0 dark_magician_92 4 Report post Posted May 5, 2013 (edited) above poster seems right. It is not right to write f(x)=x+x+x+.....(x times) as x is a variable, so the number of times x comes is also not defined, till we give x a value. Edited May 5, 2013 by dark_magician_92 Quote Share this post Link to post Share on other sites
0 bonanova 83 Report post Posted May 5, 2013 vigmester - nice solve. This is one of the better puzzles of the "find the fallacy" genre. Welcome to the Den! Quote Share this post Link to post Share on other sites
The derivative of x^{2}, with respect to x, is 2x. However, suppose we write x^{2} as the sum of x x's, and then take the derivative:
Let f(x) = x + x + ... + x (x times)
= d/dx[x + x + ... + x] (x times)
= d/dx[x] + d/dx[x] + ... + d/dx[x] (x times)
= 1 + 1 + ... + 1 (x times)
This argument appears to show that the derivative of x^{2}, with respect to x, is actually x. Where is the fallacy?

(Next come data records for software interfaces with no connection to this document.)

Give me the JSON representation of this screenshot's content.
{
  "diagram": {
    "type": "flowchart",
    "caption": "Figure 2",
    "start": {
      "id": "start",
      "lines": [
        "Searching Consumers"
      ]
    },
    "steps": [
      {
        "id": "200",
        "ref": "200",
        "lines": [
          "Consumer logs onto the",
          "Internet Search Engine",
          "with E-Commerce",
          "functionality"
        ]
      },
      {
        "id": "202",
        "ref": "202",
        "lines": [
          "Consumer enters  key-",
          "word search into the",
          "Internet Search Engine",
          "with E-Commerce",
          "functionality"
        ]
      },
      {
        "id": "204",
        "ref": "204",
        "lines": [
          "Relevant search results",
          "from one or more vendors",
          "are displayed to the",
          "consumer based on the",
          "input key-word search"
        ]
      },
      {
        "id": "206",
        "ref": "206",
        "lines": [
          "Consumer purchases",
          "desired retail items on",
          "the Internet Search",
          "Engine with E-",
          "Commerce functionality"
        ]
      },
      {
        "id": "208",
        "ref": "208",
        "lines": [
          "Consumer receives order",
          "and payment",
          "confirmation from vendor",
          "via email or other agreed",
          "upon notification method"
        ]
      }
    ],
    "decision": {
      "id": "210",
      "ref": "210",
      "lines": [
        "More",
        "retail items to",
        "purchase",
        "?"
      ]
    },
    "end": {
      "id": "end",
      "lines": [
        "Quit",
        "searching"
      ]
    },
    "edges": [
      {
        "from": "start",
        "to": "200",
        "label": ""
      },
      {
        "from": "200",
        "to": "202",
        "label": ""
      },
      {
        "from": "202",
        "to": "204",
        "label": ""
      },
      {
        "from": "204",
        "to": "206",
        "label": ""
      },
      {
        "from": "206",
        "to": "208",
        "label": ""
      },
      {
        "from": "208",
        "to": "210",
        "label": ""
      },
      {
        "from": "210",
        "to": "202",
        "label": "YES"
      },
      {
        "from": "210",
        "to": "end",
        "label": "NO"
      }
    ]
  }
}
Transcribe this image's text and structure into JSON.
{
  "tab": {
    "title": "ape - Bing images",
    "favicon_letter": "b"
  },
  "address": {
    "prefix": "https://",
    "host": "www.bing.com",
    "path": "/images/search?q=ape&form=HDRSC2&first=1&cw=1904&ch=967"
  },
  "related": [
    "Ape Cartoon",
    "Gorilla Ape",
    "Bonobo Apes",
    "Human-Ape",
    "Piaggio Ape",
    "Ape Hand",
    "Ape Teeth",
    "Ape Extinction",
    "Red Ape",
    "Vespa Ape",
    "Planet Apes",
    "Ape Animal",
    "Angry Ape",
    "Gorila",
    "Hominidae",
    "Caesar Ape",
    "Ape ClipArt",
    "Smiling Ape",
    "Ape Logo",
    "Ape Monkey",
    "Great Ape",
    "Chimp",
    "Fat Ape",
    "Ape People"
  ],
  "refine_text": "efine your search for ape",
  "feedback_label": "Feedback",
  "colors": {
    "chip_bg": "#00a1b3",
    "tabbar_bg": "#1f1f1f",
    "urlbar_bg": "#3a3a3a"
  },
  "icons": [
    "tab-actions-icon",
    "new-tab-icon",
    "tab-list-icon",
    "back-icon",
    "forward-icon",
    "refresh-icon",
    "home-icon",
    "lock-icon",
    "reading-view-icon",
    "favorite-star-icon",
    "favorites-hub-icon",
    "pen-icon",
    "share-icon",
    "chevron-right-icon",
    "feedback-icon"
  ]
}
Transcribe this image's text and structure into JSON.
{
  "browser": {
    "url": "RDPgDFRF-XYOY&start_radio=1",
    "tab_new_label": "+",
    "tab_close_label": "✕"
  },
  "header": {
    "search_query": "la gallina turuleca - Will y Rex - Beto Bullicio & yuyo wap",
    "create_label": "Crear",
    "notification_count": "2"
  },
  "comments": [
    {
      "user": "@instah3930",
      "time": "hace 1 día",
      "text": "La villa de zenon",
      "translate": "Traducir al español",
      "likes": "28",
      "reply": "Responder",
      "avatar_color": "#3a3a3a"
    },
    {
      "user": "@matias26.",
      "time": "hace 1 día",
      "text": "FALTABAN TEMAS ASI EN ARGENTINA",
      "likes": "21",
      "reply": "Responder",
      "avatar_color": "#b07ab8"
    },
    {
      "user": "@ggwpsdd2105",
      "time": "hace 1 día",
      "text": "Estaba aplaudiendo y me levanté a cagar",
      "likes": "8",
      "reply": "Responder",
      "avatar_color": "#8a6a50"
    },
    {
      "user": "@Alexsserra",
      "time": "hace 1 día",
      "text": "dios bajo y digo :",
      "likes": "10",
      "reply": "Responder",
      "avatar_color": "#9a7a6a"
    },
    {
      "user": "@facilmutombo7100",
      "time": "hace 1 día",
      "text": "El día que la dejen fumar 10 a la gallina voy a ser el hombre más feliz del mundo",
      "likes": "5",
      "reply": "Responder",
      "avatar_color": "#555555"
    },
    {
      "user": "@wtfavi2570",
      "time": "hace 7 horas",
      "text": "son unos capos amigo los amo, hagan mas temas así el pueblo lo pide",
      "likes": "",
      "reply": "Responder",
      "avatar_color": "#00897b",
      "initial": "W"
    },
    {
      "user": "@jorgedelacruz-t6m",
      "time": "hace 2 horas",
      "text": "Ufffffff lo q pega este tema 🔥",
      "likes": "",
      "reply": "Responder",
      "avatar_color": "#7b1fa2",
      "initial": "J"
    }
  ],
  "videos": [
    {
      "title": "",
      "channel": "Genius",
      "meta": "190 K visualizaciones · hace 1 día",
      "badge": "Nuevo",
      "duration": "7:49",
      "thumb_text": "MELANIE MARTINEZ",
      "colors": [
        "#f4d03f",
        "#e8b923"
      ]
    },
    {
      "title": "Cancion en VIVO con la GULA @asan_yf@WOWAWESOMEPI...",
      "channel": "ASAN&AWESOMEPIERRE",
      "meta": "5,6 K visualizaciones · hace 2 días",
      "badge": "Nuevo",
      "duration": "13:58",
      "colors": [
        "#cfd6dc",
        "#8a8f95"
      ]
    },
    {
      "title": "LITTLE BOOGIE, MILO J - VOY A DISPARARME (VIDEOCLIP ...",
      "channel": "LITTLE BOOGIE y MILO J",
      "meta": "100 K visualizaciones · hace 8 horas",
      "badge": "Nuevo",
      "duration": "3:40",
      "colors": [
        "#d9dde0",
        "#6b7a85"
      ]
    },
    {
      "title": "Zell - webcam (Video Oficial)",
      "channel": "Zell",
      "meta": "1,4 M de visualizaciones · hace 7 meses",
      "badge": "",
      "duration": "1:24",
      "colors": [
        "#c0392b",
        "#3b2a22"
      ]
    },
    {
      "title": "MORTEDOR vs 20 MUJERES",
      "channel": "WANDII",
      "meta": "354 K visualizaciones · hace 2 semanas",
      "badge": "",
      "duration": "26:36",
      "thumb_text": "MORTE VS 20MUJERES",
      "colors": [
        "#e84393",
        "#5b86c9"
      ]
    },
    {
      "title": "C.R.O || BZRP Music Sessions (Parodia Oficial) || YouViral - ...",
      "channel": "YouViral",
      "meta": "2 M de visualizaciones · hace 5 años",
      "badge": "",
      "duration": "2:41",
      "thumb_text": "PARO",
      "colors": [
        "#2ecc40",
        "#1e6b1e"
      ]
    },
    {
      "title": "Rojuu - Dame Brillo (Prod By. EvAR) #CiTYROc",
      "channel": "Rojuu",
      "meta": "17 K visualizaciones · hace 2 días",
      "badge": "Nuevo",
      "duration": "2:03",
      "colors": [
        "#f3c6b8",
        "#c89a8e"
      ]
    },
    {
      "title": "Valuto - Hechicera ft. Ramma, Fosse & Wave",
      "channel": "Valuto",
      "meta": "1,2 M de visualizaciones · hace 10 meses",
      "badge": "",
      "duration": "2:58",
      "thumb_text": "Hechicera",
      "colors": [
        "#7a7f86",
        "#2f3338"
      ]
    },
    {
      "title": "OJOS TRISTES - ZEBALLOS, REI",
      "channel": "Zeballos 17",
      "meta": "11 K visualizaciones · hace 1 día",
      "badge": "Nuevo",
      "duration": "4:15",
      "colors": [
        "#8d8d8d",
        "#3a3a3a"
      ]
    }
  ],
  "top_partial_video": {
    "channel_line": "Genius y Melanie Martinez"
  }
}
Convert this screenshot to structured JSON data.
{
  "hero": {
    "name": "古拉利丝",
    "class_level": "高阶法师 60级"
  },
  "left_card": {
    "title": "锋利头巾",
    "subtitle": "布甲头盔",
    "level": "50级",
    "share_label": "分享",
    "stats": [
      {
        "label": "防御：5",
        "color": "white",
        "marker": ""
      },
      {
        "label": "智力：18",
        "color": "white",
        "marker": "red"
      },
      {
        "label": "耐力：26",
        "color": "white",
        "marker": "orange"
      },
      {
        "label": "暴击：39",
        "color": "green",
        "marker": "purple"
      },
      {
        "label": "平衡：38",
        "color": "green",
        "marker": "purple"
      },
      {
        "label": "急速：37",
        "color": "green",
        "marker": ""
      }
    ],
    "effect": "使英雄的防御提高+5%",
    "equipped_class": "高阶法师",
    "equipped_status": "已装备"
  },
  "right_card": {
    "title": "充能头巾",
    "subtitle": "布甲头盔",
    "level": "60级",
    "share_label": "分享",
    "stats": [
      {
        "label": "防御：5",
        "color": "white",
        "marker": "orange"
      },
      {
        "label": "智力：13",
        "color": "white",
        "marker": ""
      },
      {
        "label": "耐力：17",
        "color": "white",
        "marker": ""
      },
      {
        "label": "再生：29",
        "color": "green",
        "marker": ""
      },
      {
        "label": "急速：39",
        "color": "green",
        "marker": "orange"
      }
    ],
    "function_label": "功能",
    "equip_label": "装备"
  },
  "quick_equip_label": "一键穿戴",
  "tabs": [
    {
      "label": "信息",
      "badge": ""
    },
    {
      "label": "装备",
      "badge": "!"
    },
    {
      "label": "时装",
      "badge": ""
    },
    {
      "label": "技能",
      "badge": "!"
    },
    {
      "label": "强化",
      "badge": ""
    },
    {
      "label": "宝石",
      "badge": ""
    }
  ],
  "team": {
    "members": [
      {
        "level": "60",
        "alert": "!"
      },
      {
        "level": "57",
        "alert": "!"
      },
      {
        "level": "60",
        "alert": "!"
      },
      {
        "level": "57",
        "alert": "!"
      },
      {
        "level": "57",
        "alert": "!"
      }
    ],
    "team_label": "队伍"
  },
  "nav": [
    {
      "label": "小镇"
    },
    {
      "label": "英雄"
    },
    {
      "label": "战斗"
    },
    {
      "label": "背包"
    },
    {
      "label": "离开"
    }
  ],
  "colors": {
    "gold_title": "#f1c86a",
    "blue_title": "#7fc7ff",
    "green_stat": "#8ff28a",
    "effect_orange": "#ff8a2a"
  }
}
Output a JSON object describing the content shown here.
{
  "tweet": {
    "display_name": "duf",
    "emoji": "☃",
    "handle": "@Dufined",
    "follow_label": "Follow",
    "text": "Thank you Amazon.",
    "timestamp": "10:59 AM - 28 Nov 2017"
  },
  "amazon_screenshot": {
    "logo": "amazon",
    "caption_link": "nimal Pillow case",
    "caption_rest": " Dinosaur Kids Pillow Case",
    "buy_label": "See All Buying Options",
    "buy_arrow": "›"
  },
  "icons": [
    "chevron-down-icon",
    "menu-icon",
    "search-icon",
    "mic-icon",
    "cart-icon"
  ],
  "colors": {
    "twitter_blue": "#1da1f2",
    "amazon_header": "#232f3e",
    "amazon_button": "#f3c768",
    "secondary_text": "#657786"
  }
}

Share this post
Link to post
Share on other sites